## Materials provided
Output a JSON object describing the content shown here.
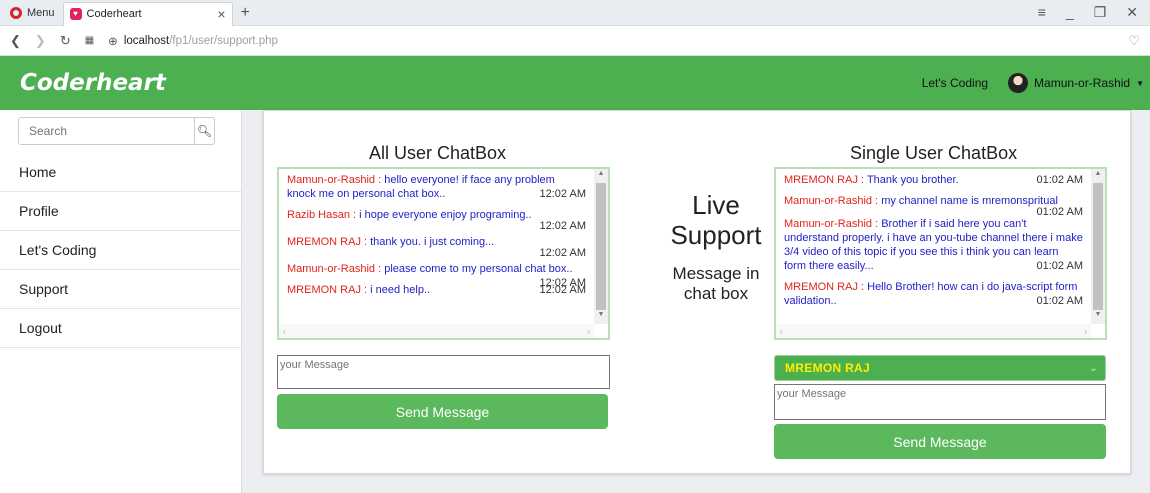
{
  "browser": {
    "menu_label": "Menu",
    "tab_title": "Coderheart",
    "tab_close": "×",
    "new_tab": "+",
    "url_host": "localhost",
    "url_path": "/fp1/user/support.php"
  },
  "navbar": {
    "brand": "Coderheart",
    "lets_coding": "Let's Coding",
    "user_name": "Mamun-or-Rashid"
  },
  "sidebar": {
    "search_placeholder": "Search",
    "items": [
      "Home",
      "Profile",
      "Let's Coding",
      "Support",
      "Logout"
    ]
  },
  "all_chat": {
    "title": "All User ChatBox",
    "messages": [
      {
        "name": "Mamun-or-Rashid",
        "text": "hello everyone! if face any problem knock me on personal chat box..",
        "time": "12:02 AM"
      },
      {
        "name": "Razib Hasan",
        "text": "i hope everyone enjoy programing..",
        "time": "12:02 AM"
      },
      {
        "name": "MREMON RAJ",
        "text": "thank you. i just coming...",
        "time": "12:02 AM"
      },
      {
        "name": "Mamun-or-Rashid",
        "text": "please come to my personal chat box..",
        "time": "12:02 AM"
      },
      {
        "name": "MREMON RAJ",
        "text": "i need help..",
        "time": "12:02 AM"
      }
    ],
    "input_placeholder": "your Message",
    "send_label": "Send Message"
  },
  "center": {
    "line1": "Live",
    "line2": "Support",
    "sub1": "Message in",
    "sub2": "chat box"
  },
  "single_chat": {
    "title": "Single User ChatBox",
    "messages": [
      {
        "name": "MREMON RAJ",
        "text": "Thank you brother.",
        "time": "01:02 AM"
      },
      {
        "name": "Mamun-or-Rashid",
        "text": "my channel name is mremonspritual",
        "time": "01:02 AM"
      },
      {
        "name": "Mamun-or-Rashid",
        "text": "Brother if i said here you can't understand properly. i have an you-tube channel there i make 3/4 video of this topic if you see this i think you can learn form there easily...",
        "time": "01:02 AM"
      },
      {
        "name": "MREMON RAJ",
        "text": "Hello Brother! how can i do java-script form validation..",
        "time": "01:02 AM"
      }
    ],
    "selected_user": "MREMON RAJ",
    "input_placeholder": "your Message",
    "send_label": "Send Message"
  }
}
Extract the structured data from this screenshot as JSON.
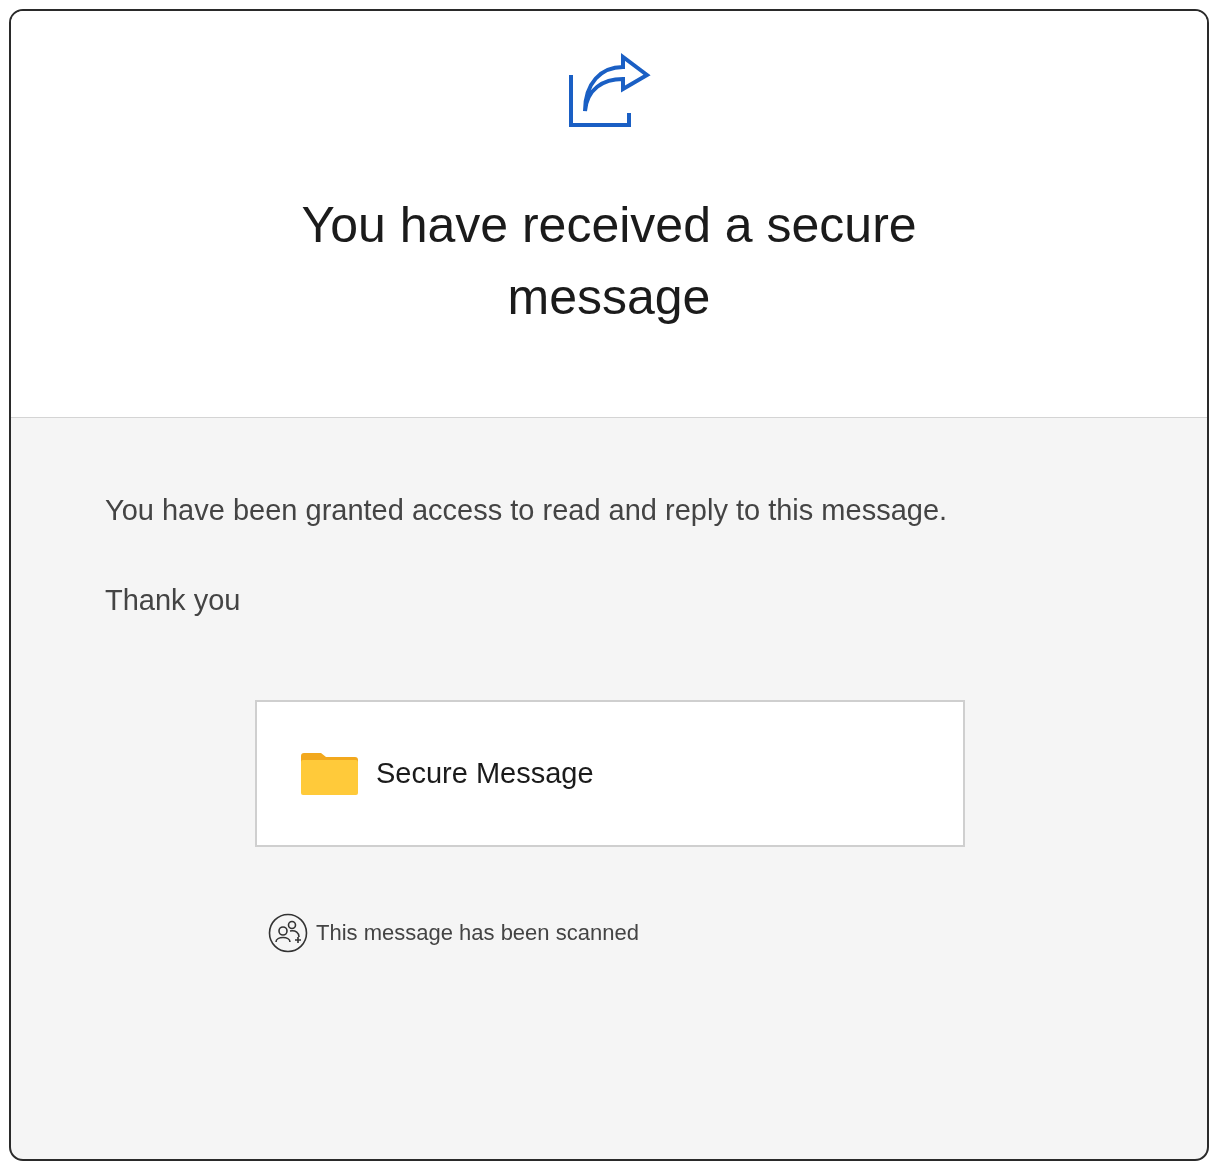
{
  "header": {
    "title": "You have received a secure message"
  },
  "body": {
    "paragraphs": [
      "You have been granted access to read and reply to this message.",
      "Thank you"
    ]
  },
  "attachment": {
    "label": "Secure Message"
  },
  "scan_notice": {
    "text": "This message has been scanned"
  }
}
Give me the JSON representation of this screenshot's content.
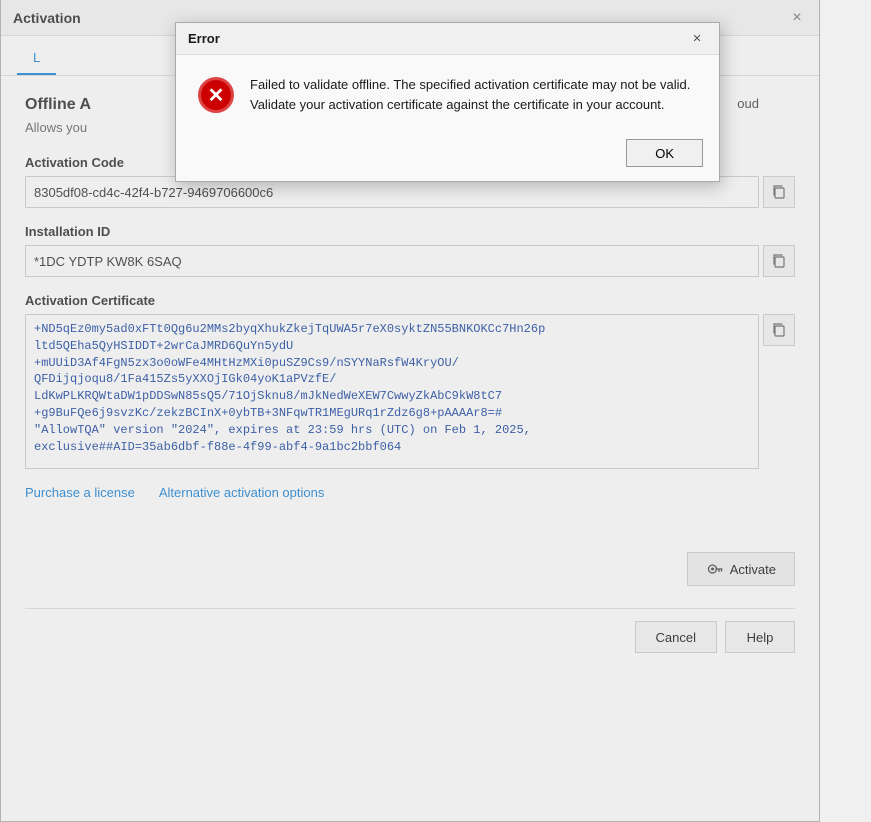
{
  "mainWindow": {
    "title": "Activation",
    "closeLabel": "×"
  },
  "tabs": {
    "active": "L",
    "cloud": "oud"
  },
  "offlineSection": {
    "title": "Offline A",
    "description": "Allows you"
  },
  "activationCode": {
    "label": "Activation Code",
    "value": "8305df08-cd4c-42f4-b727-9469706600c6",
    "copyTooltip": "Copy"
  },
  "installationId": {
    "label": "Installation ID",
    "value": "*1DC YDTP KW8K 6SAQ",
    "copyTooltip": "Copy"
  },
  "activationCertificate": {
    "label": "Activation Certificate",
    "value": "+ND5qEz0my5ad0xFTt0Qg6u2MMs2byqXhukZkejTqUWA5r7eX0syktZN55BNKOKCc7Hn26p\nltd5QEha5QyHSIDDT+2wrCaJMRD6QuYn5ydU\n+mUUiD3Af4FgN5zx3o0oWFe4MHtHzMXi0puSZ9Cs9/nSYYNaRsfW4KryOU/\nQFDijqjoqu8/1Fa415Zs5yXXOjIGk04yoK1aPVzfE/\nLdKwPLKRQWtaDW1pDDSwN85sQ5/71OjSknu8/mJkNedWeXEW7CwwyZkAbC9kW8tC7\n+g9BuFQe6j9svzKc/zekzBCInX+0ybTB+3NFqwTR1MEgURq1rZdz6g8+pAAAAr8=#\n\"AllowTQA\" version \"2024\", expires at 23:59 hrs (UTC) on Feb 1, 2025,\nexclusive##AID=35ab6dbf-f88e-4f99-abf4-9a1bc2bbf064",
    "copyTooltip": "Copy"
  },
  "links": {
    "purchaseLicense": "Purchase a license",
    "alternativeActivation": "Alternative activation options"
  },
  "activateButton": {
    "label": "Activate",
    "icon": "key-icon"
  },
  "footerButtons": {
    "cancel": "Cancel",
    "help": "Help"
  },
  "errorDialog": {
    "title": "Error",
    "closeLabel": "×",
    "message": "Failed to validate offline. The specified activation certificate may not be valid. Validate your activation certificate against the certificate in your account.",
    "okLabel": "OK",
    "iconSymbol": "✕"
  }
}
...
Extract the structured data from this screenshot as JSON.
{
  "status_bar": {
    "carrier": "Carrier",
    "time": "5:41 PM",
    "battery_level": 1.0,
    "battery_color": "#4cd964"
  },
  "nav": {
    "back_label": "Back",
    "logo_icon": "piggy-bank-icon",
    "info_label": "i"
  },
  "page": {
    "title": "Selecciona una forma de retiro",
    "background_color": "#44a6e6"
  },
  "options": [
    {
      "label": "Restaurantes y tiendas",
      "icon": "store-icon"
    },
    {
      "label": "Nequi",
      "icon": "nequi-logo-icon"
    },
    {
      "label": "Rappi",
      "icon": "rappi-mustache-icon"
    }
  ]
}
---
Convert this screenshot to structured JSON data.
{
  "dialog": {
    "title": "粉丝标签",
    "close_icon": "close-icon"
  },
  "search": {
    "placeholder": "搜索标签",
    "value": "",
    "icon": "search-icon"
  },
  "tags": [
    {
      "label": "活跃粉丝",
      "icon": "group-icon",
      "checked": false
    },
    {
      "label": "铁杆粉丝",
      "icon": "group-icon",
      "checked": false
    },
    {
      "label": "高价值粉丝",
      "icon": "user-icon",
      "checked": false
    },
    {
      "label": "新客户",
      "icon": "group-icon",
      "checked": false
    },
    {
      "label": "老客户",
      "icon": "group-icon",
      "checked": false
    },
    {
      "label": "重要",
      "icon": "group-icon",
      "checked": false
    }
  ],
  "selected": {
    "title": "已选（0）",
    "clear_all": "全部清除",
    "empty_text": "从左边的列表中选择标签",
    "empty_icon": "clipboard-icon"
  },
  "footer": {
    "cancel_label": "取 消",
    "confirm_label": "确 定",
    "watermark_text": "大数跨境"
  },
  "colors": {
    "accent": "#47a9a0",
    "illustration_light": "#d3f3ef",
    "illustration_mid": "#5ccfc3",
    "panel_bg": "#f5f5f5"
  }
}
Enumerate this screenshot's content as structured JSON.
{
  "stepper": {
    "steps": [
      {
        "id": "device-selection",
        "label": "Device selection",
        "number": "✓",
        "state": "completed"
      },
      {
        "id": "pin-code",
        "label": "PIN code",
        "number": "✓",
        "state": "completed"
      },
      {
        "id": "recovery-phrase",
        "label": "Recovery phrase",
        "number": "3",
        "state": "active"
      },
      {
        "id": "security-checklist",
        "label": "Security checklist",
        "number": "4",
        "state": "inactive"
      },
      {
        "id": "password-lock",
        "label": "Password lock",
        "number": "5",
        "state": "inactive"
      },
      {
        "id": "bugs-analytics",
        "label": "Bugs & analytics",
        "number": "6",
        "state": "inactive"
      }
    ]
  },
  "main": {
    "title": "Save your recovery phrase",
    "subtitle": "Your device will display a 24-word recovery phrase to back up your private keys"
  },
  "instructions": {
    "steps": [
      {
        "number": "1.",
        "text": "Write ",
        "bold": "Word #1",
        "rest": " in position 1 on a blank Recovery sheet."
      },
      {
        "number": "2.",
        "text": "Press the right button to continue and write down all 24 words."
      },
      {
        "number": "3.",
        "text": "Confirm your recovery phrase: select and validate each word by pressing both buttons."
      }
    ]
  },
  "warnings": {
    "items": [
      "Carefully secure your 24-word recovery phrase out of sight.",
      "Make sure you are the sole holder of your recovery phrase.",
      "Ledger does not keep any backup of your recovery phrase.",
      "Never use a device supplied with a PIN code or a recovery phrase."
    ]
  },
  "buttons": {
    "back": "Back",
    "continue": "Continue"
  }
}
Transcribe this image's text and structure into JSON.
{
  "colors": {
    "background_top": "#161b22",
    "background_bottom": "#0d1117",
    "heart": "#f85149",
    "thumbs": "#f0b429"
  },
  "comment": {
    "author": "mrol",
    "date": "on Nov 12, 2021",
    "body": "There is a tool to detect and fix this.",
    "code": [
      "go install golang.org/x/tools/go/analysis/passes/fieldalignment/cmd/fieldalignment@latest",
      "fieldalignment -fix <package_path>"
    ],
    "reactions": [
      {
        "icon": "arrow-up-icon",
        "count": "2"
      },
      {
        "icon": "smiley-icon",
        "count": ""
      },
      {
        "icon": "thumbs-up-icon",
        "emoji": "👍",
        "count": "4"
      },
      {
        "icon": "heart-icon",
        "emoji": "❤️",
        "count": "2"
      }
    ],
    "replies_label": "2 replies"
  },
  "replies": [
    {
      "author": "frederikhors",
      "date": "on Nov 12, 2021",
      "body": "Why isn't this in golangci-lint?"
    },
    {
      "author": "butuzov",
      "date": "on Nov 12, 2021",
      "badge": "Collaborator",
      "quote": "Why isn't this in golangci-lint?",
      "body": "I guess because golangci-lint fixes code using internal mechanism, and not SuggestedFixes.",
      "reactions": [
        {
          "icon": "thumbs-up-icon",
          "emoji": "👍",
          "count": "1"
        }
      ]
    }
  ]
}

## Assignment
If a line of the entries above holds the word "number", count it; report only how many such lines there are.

## Solution to this task
9